DATA SUPPLIED:
******

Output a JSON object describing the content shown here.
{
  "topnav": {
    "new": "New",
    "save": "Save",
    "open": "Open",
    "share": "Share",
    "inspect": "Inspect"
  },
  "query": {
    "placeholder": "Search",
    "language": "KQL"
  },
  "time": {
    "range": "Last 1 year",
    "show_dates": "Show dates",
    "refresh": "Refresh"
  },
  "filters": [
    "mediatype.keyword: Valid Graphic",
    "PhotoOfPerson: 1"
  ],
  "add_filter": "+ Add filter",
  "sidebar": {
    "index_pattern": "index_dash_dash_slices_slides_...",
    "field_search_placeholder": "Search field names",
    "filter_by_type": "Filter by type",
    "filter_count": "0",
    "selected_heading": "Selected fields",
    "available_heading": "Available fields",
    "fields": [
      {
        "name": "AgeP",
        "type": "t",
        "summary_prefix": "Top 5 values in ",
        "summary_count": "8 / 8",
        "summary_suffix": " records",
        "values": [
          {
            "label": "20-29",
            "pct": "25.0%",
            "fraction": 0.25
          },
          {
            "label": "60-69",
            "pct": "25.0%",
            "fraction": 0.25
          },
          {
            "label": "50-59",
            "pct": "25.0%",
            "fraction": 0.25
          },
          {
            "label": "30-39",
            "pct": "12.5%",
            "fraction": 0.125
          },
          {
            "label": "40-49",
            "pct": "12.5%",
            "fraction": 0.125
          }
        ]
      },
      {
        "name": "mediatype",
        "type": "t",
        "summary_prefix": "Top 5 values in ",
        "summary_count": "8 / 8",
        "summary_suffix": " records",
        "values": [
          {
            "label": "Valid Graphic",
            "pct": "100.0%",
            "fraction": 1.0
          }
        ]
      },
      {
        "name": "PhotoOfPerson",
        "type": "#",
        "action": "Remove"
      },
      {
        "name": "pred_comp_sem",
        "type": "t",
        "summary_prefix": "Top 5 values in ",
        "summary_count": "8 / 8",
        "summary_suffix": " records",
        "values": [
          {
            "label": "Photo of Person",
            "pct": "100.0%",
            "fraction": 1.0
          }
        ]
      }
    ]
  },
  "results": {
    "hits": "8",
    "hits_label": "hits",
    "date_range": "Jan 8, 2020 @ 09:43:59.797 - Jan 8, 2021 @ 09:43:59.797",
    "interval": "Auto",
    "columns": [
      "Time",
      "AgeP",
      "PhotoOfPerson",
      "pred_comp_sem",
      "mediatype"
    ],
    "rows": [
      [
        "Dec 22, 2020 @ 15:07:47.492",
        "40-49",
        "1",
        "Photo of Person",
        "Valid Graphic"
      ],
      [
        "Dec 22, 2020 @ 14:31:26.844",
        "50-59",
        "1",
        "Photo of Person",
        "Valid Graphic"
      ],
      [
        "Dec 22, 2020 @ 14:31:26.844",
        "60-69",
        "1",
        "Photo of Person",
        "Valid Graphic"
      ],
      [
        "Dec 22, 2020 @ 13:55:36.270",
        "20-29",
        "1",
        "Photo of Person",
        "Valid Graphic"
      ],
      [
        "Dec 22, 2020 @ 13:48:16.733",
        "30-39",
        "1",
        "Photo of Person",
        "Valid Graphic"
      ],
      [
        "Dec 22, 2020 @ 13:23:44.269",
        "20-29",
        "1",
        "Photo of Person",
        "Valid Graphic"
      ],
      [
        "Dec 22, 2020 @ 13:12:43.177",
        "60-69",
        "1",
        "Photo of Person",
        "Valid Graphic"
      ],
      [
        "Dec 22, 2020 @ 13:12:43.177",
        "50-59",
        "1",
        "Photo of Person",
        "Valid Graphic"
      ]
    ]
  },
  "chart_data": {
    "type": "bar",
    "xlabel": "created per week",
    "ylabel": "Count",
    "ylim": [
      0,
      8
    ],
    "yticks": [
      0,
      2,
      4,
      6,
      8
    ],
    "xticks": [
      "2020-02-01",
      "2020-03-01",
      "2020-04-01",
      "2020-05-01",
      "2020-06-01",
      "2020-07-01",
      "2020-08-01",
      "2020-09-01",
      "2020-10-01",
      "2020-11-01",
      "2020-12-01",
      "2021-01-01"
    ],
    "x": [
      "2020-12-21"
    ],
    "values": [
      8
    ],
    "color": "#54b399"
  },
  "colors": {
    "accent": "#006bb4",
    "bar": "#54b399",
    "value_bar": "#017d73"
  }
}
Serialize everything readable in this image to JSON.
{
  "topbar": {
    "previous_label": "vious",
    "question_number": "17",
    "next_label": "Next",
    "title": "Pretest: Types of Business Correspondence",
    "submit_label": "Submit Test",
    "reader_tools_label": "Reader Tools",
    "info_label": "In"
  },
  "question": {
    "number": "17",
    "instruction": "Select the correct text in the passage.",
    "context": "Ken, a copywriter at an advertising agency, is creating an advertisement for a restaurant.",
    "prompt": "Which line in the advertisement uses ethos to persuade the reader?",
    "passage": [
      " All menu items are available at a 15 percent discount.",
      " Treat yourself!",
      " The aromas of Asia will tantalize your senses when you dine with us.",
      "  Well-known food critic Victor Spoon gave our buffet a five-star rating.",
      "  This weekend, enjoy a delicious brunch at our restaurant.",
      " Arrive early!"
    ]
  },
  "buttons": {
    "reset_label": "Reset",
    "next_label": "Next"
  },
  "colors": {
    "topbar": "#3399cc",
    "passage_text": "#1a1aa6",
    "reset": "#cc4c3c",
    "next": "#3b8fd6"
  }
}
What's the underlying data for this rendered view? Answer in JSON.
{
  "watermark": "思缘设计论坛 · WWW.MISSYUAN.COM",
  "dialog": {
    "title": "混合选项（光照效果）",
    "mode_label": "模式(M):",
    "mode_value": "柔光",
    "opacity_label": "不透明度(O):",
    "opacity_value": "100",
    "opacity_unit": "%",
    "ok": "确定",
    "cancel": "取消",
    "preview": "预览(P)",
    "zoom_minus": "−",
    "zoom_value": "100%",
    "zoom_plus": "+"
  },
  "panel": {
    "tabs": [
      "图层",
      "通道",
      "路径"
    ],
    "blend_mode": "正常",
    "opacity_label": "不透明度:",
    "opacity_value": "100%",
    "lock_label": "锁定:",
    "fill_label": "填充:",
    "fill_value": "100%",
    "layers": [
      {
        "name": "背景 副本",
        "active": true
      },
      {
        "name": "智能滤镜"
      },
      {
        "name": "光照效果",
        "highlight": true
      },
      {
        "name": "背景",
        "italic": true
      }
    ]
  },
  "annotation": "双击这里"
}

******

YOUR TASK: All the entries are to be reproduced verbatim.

PROBLEM SOLUTION:
Output a JSON object describing the content shown here.
{
  "topnav": {
    "new": "New",
    "save": "Save",
    "open": "Open",
    "share": "Share",
    "inspect": "Inspect"
  },
  "query": {
    "placeholder": "Search",
    "language": "KQL"
  },
  "time": {
    "range": "Last 1 year",
    "show_dates": "Show dates",
    "refresh": "Refresh"
  },
  "filters": [
    "mediatype.keyword: Valid Graphic",
    "PhotoOfPerson: 1"
  ],
  "add_filter": "+ Add filter",
  "sidebar": {
    "index_pattern": "index_dash_dash_slices_slides_...",
    "field_search_placeholder": "Search field names",
    "filter_by_type": "Filter by type",
    "filter_count": "0",
    "selected_heading": "Selected fields",
    "available_heading": "Available fields",
    "fields": [
      {
        "name": "AgeP",
        "type": "t",
        "summary_prefix": "Top 5 values in ",
        "summary_count": "8 / 8",
        "summary_suffix": " records",
        "values": [
          {
            "label": "20-29",
            "pct": "25.0%",
            "fraction": 0.25
          },
          {
            "label": "60-69",
            "pct": "25.0%",
            "fraction": 0.25
          },
          {
            "label": "50-59",
            "pct": "25.0%",
            "fraction": 0.25
          },
          {
            "label": "30-39",
            "pct": "12.5%",
            "fraction": 0.125
          },
          {
            "label": "40-49",
            "pct": "12.5%",
            "fraction": 0.125
          }
        ]
      },
      {
        "name": "mediatype",
        "type": "t",
        "summary_prefix": "Top 5 values in ",
        "summary_count": "8 / 8",
        "summary_suffix": " records",
        "values": [
          {
            "label": "Valid Graphic",
            "pct": "100.0%",
            "fraction": 1.0
          }
        ]
      },
      {
        "name": "PhotoOfPerson",
        "type": "#",
        "action": "Remove"
      },
      {
        "name": "pred_comp_sem",
        "type": "t",
        "summary_prefix": "Top 5 values in ",
        "summary_count": "8 / 8",
        "summary_suffix": " records",
        "values": [
          {
            "label": "Photo of Person",
            "pct": "100.0%",
            "fraction": 1.0
          }
        ]
      }
    ]
  },
  "results": {
    "hits": "8",
    "hits_label": "hits",
    "date_range": "Jan 8, 2020 @ 09:43:59.797 - Jan 8, 2021 @ 09:43:59.797",
    "interval": "Auto",
    "columns": [
      "Time",
      "AgeP",
      "PhotoOfPerson",
      "pred_comp_sem",
      "mediatype"
    ],
    "rows": [
      [
        "Dec 22, 2020 @ 15:07:47.492",
        "40-49",
        "1",
        "Photo of Person",
        "Valid Graphic"
      ],
      [
        "Dec 22, 2020 @ 14:31:26.844",
        "50-59",
        "1",
        "Photo of Person",
        "Valid Graphic"
      ],
      [
        "Dec 22, 2020 @ 14:31:26.844",
        "60-69",
        "1",
        "Photo of Person",
        "Valid Graphic"
      ],
      [
        "Dec 22, 2020 @ 13:55:36.270",
        "20-29",
        "1",
        "Photo of Person",
        "Valid Graphic"
      ],
      [
        "Dec 22, 2020 @ 13:48:16.733",
        "30-39",
        "1",
        "Photo of Person",
        "Valid Graphic"
      ],
      [
        "Dec 22, 2020 @ 13:23:44.269",
        "20-29",
        "1",
        "Photo of Person",
        "Valid Graphic"
      ],
      [
        "Dec 22, 2020 @ 13:12:43.177",
        "60-69",
        "1",
        "Photo of Person",
        "Valid Graphic"
      ],
      [
        "Dec 22, 2020 @ 13:12:43.177",
        "50-59",
        "1",
        "Photo of Person",
        "Valid Graphic"
      ]
    ]
  },
  "chart_data": {
    "type": "bar",
    "xlabel": "created per week",
    "ylabel": "Count",
    "ylim": [
      0,
      8
    ],
    "yticks": [
      0,
      2,
      4,
      6,
      8
    ],
    "xticks": [
      "2020-02-01",
      "2020-03-01",
      "2020-04-01",
      "2020-05-01",
      "2020-06-01",
      "2020-07-01",
      "2020-08-01",
      "2020-09-01",
      "2020-10-01",
      "2020-11-01",
      "2020-12-01",
      "2021-01-01"
    ],
    "x": [
      "2020-12-21"
    ],
    "values": [
      8
    ],
    "color": "#54b399"
  },
  "colors": {
    "accent": "#006bb4",
    "bar": "#54b399",
    "value_bar": "#017d73"
  }
}
Serialize everything readable in this image to JSON.
{
  "topbar": {
    "previous_label": "vious",
    "question_number": "17",
    "next_label": "Next",
    "title": "Pretest: Types of Business Correspondence",
    "submit_label": "Submit Test",
    "reader_tools_label": "Reader Tools",
    "info_label": "In"
  },
  "question": {
    "number": "17",
    "instruction": "Select the correct text in the passage.",
    "context": "Ken, a copywriter at an advertising agency, is creating an advertisement for a restaurant.",
    "prompt": "Which line in the advertisement uses ethos to persuade the reader?",
    "passage": [
      " All menu items are available at a 15 percent discount.",
      " Treat yourself!",
      " The aromas of Asia will tantalize your senses when you dine with us.",
      "  Well-known food critic Victor Spoon gave our buffet a five-star rating.",
      "  This weekend, enjoy a delicious brunch at our restaurant.",
      " Arrive early!"
    ]
  },
  "buttons": {
    "reset_label": "Reset",
    "next_label": "Next"
  },
  "colors": {
    "topbar": "#3399cc",
    "passage_text": "#1a1aa6",
    "reset": "#cc4c3c",
    "next": "#3b8fd6"
  }
}
What's the underlying data for this rendered view? Answer in JSON.
{
  "watermark": "思缘设计论坛 · WWW.MISSYUAN.COM",
  "dialog": {
    "title": "混合选项（光照效果）",
    "mode_label": "模式(M):",
    "mode_value": "柔光",
    "opacity_label": "不透明度(O):",
    "opacity_value": "100",
    "opacity_unit": "%",
    "ok": "确定",
    "cancel": "取消",
    "preview": "预览(P)",
    "zoom_minus": "−",
    "zoom_value": "100%",
    "zoom_plus": "+"
  },
  "panel": {
    "tabs": [
      "图层",
      "通道",
      "路径"
    ],
    "blend_mode": "正常",
    "opacity_label": "不透明度:",
    "opacity_value": "100%",
    "lock_label": "锁定:",
    "fill_label": "填充:",
    "fill_value": "100%",
    "layers": [
      {
        "name": "背景 副本",
        "active": true
      },
      {
        "name": "智能滤镜"
      },
      {
        "name": "光照效果",
        "highlight": true
      },
      {
        "name": "背景",
        "italic": true
      }
    ]
  },
  "annotation": "双击这里"
}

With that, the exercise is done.